Teacher Adds ‘Rock Musician’ to Resume

El Vaquero Staff Writer

A new fast-paced, high-octane rock band is making a splash on the L.A. club scene. So, what’s new? This one happens to have lead guitarist who teaches disabled students at this college.

Scott Ramsey’s six-member band, Rayzing Sons, has graced the stages of the Warped Tour 2003 and has been featured in two national commercials.
Like most L.A. bands, Rayzing Sons have been playing shows non-stop since their inception two years ago.

The band boasts two front men, lyricists who effortlessly transfer from rapid-fire rapping to passionate, aggressive melodies.

“Lyrically our motto is life, love, pain, fear and freedom because that is what we experience daily,” said Terrence Washington, half of the singing voice of the band. “Lyrically we just want to express what is here,” he said pointing to his heart.

Most of the ferocious rhyming comes from the rap vocalist of the group, Los Angeles native Arvie Lowe Jr. Bolstering the versatile vocalists is the combination of Ramsey’s grinding lead guitar and Chris Keeshan on rhythm guitar. Joe “Truck” Pippin pounds on the bass guitar and drummer Armonn Livingston adds a bit of funk.

Most would compare the band to Rage Against the Machine with influences ranging from Marvin Gaye and Dr. Dre to Deftones and Sugar, but the band has a sound all its own.

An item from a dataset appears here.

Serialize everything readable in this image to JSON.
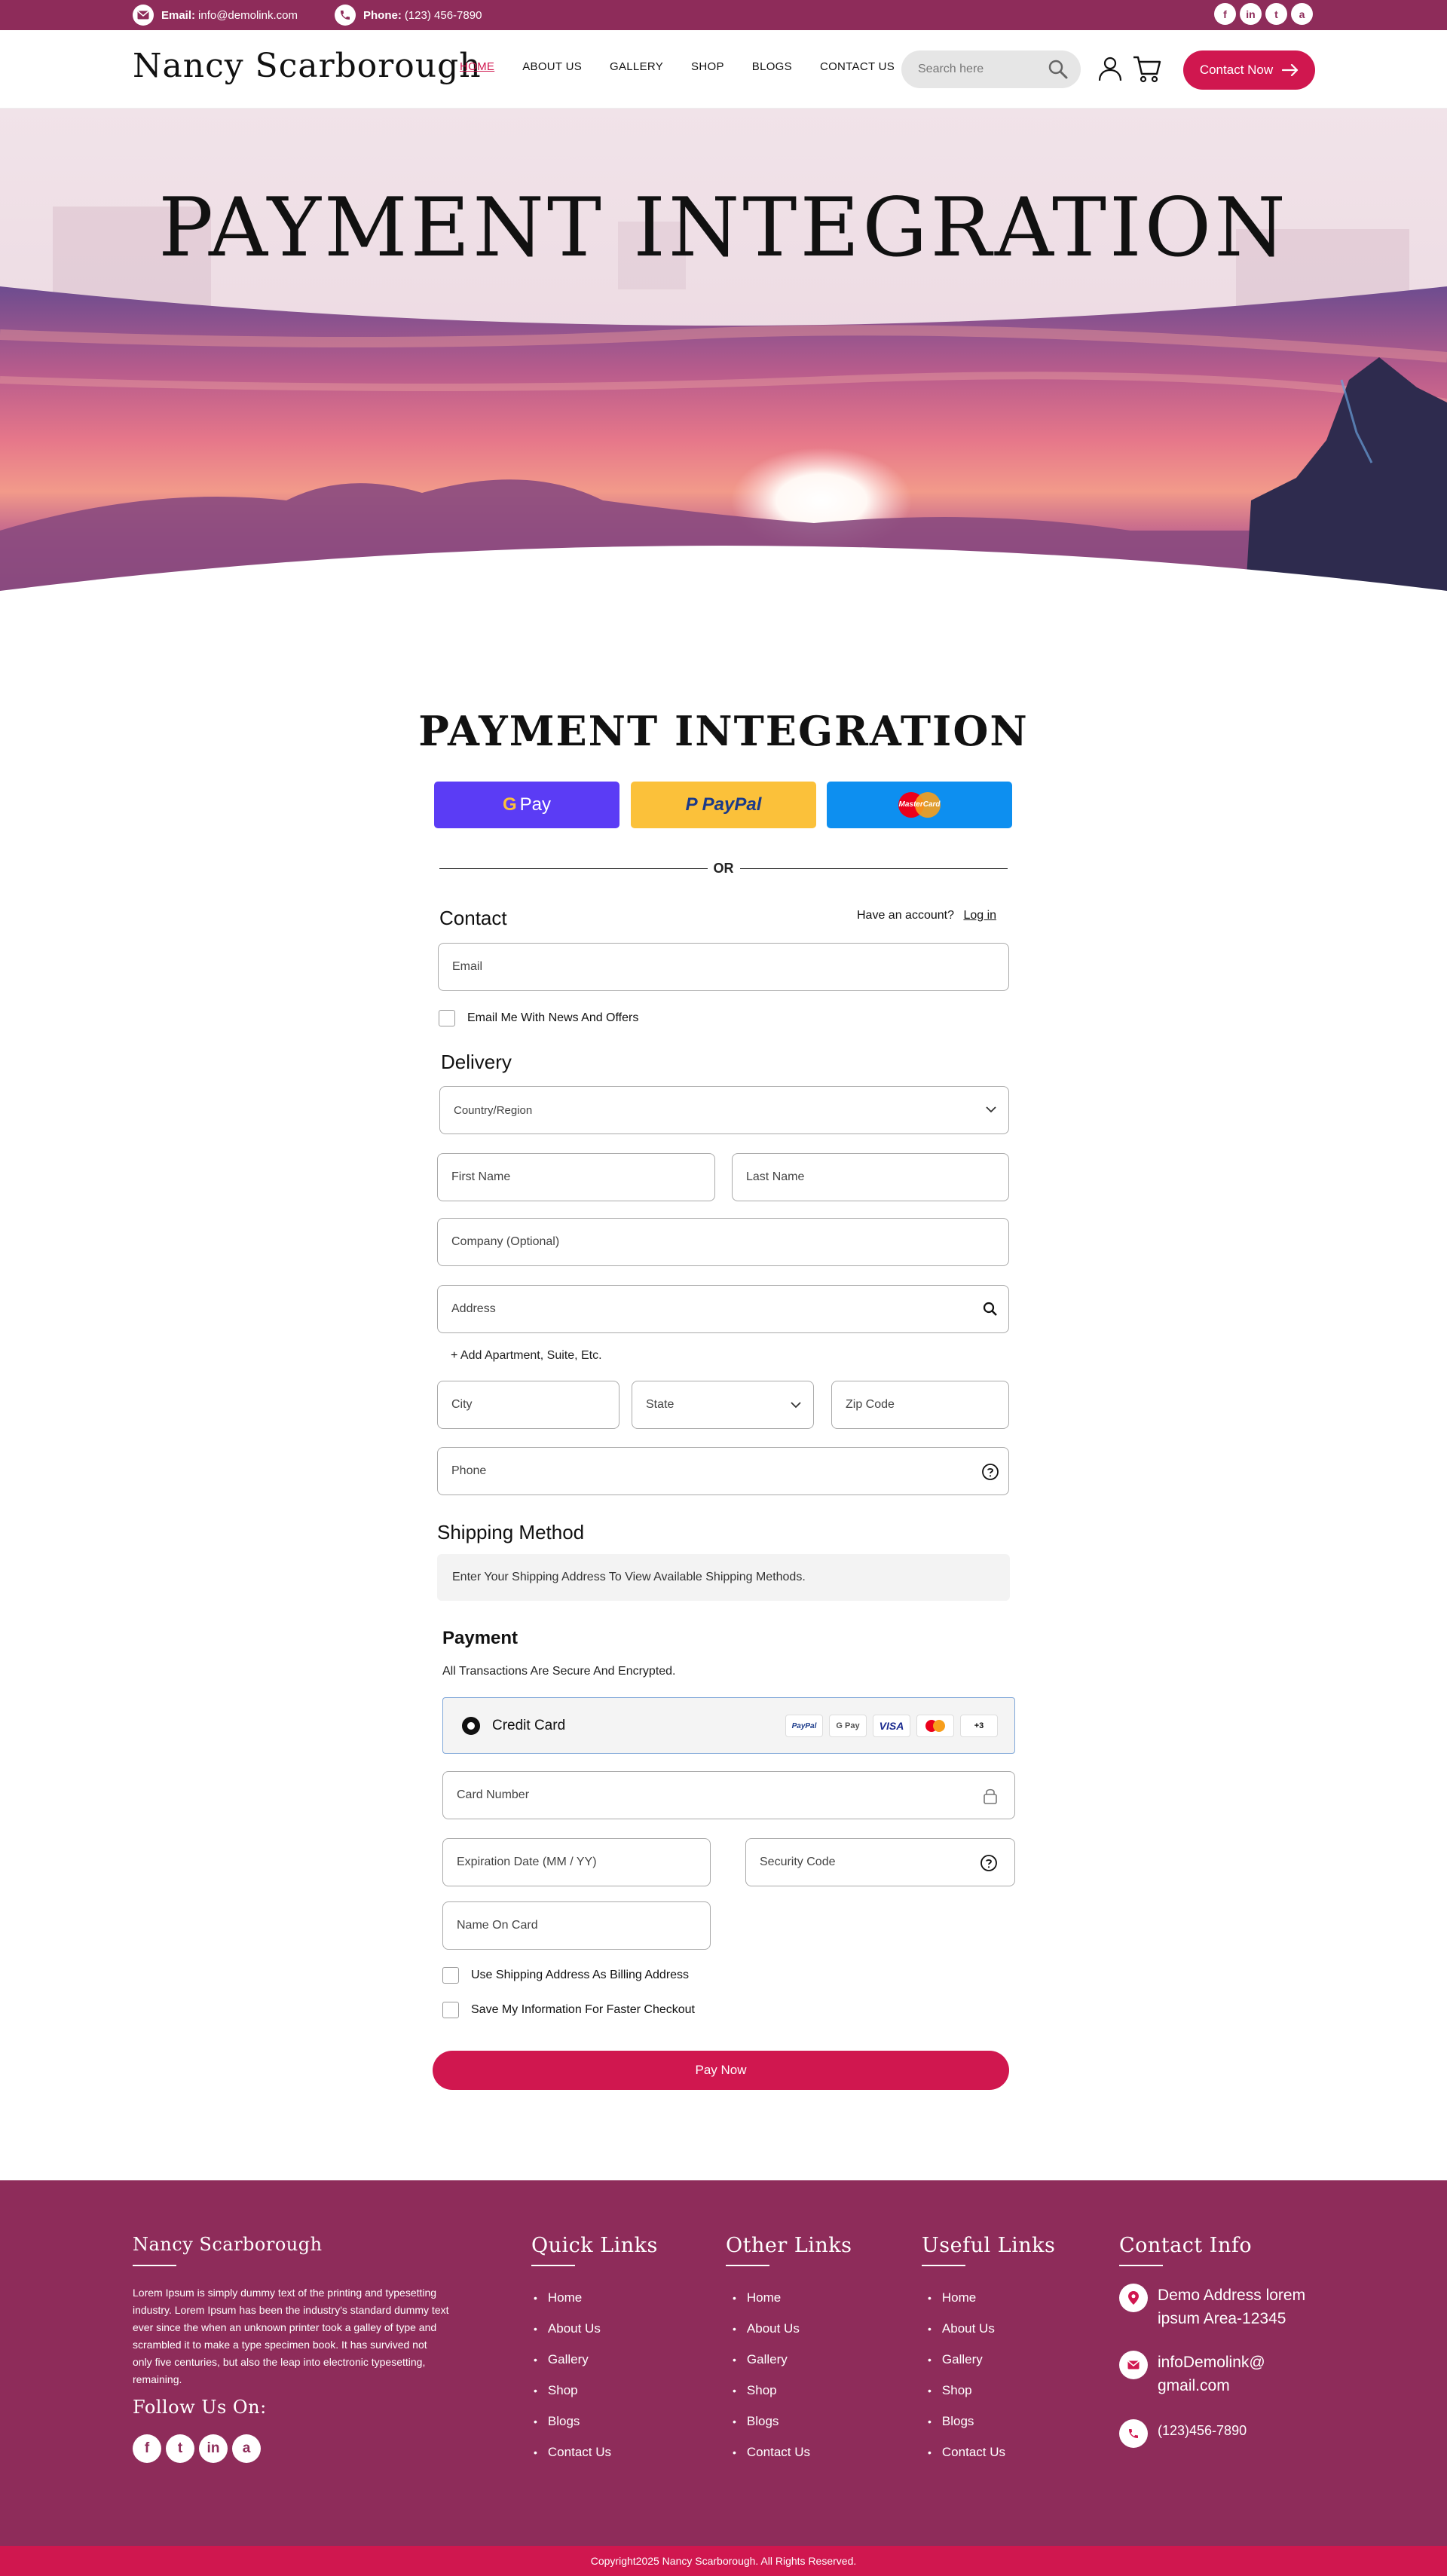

Rayzing Son’s live show is a testament to the energy of rock. They are constantly on the move, banging their heads and jumping up and down, stopping only to belt lyrics into the microphone at the top of their lungs. The in-your-face stage presence leaves most audiences “like a deer in the headlights,” said Ramsey. “They don’t know what to think.”

The band’s hybrid sound attracts many a fan but their uncharacteristically positive lyrics draws the ear of those burnt out on a genre dominated by hate and negativity. “We know that music influences a lot of people,” said Lowe. “It is just a fact.”

The band hopes to offer “a solution” and act as “rock ‘n’ roll’s conscience,” Lowe said.

The band encourages fans to go for their dreams in the song “Fight”: “All it takes is what’s inside/make all your dreams reality/fight the fight for what you want.”

Fans listening to the band’s music take the message of the band and use it positively.

The band received an email from a fan in northern California describing how she was picked on by fellow students at school and had a desire to “exterminate them.” Soon after this she stumbled onto the music of Rayzing Sons. “You guys made me appreciate life a little bit more,” she wrote. “You’re music turned my life around.”

The band members express humility at this kind of recognition. “It reaffirms what we are doing,” said Lowe.

Ramsey is a special education teacher and says this positive attitude is what he hopes to express to the students he works with.

The lifelong Glendale resident works with students with disabilities ages 18 to 22. He trains students for a successful transfer from high school to society at large.

The diverse training involves things such as how to count change, cross the street and interact with strangers. Ramsey’s program, Foothill Area Community Transition Services (FACTS), works with students from GCC three days a week.

The other band members have day jobs as well. Terrence and Washington are both heavily involved with acting. They actually met and formed the beginnings of Rayzing Sons on the set of the “Steve Harvey Show.”

Lowe has been an actor for 13 years and has been on Disney Channel shows “Smart Guy,” “Lizzy Maguire” and “Sister, Sister.” He also appeared in the movie “Newsies.”

Washington can be seen in the movie “Friday After Next” and has been on the television show “NYPD Blue.” Livingston has been his numerous other bands and has appeared in Janet Jackson’s music videos, among others.
The experience that each band member offers only makes the Rayzing Son’s stronger.

The band is growing in popularity and has won three battle of the bands in a row. Their biggest win was here in Glendale at local radio station KROQ’s Battle of the Bands. They have appeared in Titleist golf ball and Florida Orange Juice commercials, both national ads.

They are currently heading into the studio to record their first full album, a venture entirely funded by them.

“From decision making, to song writing, to set development, it is six guys,” says Ramsey. “There is no ego in this band.”

As far as a record label is concerned, the band is not waiting around. The volatile music industry “is in the toilet” according to Washington. Lowe added, “we’ll do the grassroots thing right now but if a record label steps in we will definitely take it into consideration. We are not opposed to a record label.”

The band has high hopes for the future but looks forward to playing as many shows as possible. “We like to be an influence,” says Washington, “especially to young minds.”

Rayzing Sons will be playing at the Troubadour in Hollywood on Oct. 24, for more information go to www.rayzingsons.com.